RECORD SET below:

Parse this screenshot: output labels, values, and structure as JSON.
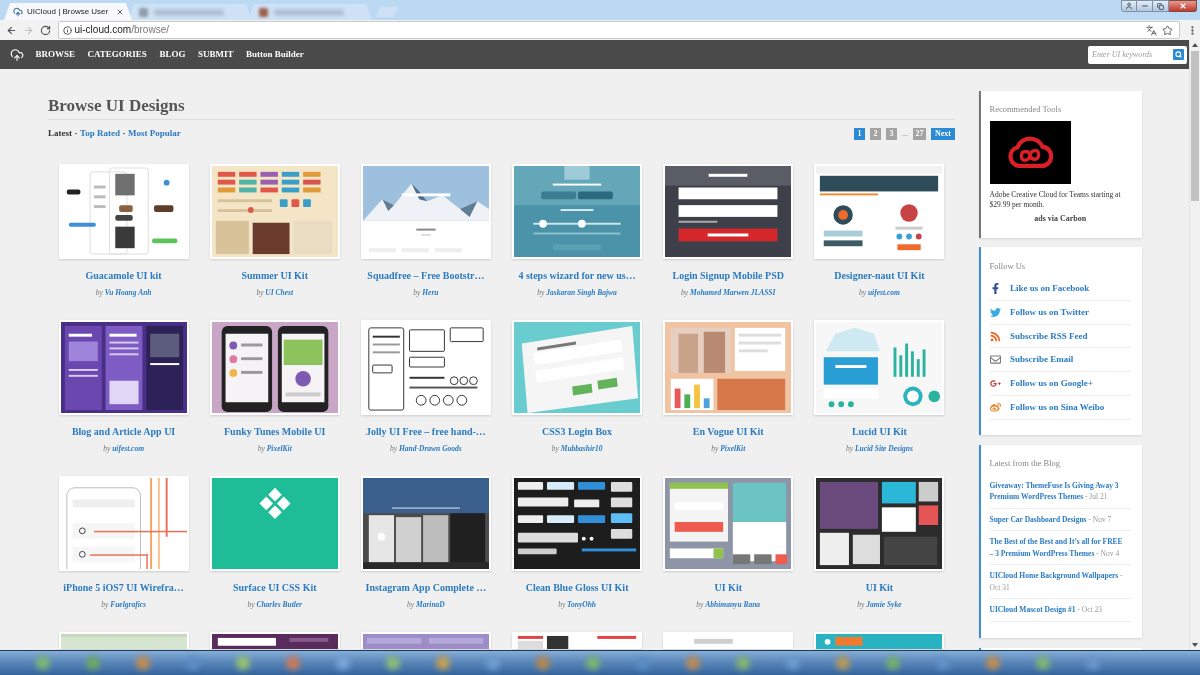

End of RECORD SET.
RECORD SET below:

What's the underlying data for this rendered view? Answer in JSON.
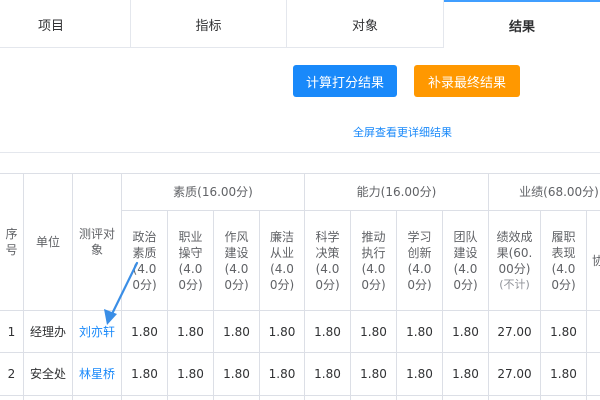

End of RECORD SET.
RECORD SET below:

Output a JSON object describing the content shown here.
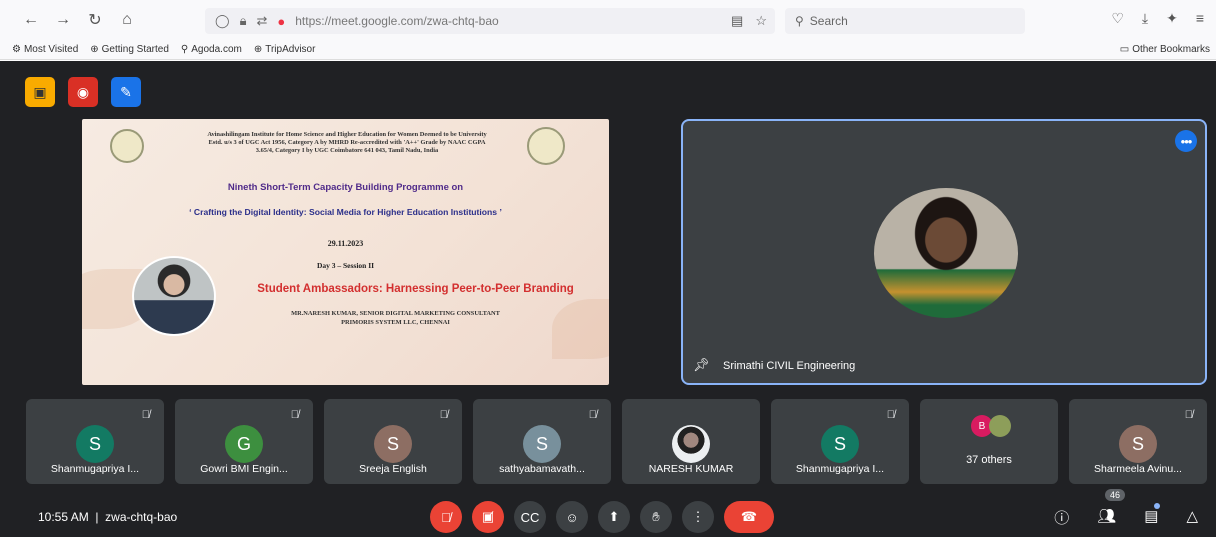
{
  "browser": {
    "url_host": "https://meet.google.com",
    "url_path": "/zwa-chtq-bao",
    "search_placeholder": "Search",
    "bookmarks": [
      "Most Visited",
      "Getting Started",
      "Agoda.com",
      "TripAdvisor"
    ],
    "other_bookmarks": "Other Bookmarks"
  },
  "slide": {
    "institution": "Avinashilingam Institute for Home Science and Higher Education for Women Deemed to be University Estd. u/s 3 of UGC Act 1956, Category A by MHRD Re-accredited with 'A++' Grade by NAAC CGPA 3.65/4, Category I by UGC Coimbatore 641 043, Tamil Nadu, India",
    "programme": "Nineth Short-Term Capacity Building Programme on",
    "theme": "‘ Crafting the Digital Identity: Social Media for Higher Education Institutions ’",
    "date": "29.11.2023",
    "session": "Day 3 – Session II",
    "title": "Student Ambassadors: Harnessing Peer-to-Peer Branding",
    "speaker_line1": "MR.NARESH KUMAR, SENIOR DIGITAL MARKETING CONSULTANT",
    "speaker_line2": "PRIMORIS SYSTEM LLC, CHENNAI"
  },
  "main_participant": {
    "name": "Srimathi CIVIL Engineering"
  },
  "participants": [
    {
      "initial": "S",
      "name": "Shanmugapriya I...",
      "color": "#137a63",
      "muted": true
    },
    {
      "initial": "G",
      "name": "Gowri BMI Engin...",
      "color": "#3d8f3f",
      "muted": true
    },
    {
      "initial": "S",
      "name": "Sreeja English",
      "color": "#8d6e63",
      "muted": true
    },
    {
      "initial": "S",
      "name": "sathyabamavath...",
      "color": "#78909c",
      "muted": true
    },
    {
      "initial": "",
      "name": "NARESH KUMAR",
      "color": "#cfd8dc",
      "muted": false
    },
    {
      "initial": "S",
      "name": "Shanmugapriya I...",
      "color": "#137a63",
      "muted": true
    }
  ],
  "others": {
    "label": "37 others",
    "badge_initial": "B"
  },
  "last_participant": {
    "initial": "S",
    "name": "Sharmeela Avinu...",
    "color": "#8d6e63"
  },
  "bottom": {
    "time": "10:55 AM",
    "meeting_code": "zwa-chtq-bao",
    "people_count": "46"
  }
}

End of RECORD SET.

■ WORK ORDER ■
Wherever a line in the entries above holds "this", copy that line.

■ THE COMPLETED TASK ■
Parse this screenshot: output labels, values, and structure as JSON.
What's the underlying data for this rendered view? Answer in JSON.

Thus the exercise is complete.